### Aim of the exercise
In this exercise, return each entry exactly as given.

--- Data under study ---

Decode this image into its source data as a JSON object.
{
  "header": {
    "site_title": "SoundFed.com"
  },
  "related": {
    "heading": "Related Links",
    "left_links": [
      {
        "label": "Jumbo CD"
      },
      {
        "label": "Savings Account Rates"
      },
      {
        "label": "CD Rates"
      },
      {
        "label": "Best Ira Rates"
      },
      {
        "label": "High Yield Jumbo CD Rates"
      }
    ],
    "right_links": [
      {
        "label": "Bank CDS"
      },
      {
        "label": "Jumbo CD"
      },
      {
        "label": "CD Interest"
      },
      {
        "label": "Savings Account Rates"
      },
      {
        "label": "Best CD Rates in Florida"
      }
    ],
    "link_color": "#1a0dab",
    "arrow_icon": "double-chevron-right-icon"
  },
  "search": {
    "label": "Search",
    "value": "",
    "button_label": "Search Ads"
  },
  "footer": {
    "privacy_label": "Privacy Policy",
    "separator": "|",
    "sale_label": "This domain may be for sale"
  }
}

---

### Answer to this exercise
Decode this image into its source data as a JSON object.
{
  "header": {
    "site_title": "SoundFed.com"
  },
  "related": {
    "heading": "Related Links",
    "left_links": [
      {
        "label": "Jumbo CD"
      },
      {
        "label": "Savings Account Rates"
      },
      {
        "label": "CD Rates"
      },
      {
        "label": "Best Ira Rates"
      },
      {
        "label": "High Yield Jumbo CD Rates"
      }
    ],
    "right_links": [
      {
        "label": "Bank CDS"
      },
      {
        "label": "Jumbo CD"
      },
      {
        "label": "CD Interest"
      },
      {
        "label": "Savings Account Rates"
      },
      {
        "label": "Best CD Rates in Florida"
      }
    ],
    "link_color": "#1a0dab",
    "arrow_icon": "double-chevron-right-icon"
  },
  "search": {
    "label": "Search",
    "value": "",
    "button_label": "Search Ads"
  },
  "footer": {
    "privacy_label": "Privacy Policy",
    "separator": "|",
    "sale_label": "This domain may be for sale"
  }
}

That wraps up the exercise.